'''
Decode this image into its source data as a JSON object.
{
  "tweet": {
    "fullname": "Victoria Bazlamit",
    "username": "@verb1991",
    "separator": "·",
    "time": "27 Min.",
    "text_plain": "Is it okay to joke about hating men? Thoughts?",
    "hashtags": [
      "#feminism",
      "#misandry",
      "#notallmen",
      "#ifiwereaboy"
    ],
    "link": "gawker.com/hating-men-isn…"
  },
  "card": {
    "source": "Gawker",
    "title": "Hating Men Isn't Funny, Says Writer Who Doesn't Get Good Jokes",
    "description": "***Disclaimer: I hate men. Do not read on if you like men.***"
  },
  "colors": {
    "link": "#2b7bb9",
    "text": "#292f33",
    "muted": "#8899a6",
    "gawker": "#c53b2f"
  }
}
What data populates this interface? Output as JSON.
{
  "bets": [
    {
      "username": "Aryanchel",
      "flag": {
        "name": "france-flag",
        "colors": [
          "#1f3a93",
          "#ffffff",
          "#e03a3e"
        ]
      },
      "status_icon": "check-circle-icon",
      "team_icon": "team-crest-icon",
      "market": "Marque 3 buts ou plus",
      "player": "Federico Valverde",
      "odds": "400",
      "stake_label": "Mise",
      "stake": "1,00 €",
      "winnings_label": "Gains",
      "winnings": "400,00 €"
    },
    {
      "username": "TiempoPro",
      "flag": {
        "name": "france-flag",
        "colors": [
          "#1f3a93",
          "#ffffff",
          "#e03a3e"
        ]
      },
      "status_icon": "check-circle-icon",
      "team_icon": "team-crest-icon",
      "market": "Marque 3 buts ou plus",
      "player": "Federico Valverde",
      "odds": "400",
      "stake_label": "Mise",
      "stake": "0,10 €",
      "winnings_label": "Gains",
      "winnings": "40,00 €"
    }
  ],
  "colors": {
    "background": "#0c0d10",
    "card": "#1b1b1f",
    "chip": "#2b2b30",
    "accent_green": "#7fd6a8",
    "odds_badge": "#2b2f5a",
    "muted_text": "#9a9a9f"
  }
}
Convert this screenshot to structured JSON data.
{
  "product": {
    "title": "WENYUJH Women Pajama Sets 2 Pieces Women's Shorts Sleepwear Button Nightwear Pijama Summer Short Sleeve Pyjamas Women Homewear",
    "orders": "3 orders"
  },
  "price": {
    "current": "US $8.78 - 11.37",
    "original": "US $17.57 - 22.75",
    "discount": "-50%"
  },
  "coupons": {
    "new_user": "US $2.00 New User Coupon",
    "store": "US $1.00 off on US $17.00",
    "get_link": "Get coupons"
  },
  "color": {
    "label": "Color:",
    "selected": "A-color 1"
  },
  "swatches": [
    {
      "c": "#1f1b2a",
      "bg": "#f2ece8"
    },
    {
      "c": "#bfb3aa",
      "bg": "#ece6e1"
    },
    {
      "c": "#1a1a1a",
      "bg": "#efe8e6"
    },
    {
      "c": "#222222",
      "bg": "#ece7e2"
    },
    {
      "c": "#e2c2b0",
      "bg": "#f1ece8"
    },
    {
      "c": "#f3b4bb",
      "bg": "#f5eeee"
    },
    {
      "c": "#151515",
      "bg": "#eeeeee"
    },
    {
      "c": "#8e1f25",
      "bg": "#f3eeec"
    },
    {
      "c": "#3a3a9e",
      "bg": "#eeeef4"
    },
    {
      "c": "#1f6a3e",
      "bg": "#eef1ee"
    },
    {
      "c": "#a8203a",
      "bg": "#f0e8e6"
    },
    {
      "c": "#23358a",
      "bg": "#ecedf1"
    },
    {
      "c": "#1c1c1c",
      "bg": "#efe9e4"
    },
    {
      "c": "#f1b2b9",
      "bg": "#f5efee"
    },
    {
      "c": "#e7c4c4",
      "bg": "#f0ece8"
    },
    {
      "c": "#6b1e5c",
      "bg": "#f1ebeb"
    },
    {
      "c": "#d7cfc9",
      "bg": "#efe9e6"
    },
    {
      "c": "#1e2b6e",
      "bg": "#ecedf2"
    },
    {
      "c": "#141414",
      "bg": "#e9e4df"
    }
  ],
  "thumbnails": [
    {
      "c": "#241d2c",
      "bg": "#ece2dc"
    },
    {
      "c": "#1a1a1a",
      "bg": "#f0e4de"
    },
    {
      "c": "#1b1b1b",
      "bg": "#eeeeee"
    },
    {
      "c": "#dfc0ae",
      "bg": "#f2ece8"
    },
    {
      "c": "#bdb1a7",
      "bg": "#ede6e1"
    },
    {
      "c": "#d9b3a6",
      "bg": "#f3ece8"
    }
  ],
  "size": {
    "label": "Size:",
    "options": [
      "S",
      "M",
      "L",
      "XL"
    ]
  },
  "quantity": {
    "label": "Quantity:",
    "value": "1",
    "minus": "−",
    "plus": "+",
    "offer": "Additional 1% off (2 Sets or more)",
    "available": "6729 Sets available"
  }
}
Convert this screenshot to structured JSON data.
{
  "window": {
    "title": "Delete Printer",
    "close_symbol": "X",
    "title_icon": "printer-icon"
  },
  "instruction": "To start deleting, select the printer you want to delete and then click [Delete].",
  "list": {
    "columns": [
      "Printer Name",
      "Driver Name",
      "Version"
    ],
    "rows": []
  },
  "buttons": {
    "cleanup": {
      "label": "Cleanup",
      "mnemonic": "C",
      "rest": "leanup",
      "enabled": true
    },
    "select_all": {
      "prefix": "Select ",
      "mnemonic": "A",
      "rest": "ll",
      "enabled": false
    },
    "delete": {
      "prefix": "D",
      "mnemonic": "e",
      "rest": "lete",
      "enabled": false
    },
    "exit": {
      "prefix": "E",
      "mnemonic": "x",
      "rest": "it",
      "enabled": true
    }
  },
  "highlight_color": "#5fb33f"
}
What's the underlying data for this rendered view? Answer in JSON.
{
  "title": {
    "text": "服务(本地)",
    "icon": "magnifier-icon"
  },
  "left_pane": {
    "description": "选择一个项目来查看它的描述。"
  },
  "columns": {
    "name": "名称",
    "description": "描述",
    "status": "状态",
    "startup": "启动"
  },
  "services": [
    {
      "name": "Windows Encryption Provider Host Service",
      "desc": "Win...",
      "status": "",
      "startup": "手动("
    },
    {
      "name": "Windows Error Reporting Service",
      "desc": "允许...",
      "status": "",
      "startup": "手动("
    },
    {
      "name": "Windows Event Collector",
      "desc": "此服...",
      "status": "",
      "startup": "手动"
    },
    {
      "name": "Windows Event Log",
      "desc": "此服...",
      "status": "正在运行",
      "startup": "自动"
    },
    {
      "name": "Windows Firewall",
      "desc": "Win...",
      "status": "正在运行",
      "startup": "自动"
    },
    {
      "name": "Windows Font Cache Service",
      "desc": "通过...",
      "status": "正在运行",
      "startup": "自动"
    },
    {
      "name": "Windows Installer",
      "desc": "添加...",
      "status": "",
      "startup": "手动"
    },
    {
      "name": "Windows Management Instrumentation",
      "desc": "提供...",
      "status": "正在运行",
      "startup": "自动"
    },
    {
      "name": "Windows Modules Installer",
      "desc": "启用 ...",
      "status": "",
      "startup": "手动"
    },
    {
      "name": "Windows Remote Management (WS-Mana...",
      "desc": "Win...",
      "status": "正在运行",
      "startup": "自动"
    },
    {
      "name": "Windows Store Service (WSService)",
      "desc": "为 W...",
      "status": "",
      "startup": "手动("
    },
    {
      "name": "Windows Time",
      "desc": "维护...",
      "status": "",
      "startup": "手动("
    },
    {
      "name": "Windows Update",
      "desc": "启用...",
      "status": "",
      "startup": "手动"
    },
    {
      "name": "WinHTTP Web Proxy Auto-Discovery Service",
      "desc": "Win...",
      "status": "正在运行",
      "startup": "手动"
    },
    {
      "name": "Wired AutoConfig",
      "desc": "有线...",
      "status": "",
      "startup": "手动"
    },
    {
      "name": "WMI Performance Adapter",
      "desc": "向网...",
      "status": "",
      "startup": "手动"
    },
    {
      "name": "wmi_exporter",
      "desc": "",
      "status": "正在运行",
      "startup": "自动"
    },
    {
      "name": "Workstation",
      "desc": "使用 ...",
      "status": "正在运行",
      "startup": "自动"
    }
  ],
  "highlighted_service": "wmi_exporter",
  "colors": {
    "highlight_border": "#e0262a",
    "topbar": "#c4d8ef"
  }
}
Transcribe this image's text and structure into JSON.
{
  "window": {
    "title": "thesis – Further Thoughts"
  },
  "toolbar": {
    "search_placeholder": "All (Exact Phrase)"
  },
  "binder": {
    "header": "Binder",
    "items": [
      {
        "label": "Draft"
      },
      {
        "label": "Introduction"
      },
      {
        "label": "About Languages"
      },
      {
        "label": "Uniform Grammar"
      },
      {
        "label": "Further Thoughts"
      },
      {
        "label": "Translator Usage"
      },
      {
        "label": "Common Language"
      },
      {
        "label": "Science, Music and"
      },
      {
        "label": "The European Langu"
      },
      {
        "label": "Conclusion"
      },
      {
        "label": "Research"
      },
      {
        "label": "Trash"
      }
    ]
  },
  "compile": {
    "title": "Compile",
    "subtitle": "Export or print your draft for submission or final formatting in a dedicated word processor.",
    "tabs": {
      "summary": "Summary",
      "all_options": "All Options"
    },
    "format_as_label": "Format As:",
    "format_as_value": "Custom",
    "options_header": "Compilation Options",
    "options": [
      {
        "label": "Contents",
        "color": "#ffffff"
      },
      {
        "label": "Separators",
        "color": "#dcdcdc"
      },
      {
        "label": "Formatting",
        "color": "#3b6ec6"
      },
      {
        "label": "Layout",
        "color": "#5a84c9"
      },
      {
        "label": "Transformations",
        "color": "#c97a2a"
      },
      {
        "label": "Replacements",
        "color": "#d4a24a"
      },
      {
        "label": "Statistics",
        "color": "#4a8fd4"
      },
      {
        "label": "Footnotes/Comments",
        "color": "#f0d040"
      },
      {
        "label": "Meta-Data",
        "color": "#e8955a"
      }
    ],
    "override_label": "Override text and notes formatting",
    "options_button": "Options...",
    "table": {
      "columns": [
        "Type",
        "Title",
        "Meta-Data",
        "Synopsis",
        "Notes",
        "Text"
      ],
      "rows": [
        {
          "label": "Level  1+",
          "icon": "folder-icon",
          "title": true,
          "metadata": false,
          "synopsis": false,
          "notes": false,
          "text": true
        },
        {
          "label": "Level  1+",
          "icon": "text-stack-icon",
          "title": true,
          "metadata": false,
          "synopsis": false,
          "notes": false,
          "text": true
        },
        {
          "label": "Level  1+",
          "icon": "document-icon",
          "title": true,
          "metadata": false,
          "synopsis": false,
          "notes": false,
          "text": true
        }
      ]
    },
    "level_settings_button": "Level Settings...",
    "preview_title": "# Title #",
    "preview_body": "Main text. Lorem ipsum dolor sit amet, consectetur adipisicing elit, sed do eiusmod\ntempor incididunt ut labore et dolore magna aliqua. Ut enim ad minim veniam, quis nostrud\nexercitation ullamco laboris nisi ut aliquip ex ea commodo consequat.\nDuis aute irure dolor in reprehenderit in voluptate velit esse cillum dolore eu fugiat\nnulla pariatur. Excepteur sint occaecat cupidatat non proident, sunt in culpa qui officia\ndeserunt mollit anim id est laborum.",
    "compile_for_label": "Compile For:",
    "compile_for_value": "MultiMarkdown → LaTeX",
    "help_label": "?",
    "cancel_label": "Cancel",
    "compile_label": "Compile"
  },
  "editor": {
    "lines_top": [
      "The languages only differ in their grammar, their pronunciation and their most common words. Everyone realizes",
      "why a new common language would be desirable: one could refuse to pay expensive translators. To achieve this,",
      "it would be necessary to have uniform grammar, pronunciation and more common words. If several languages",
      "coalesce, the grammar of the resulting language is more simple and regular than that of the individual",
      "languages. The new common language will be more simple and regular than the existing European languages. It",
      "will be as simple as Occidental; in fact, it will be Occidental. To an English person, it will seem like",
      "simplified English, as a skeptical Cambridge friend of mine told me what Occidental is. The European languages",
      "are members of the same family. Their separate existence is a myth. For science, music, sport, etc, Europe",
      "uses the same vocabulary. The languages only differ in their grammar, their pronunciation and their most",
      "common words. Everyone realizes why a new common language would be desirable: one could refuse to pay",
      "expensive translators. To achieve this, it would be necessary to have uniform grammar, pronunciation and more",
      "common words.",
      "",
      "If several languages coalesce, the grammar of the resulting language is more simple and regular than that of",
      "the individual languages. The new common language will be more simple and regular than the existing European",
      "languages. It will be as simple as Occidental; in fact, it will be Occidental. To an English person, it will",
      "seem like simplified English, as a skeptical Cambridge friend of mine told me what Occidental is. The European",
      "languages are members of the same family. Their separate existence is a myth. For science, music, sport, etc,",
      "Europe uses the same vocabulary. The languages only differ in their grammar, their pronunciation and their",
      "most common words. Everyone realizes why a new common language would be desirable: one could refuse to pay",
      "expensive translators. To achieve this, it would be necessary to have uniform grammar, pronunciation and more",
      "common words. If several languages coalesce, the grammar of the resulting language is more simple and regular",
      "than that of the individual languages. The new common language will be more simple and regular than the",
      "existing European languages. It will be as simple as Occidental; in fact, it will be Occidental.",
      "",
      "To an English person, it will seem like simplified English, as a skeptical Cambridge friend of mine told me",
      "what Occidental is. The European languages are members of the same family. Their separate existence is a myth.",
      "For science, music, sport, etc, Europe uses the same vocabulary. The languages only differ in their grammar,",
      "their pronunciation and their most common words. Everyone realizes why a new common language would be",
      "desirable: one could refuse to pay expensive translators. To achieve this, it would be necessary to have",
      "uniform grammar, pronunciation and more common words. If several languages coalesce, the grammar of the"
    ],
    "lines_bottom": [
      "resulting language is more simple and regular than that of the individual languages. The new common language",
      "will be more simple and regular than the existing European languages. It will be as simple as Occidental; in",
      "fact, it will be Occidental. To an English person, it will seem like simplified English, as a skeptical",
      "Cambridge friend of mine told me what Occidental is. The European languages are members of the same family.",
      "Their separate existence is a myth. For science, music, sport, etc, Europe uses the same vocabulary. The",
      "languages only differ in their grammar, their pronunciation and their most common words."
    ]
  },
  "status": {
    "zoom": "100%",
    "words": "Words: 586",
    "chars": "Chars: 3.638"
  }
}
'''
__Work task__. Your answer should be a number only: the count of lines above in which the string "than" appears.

__Answer box__. 7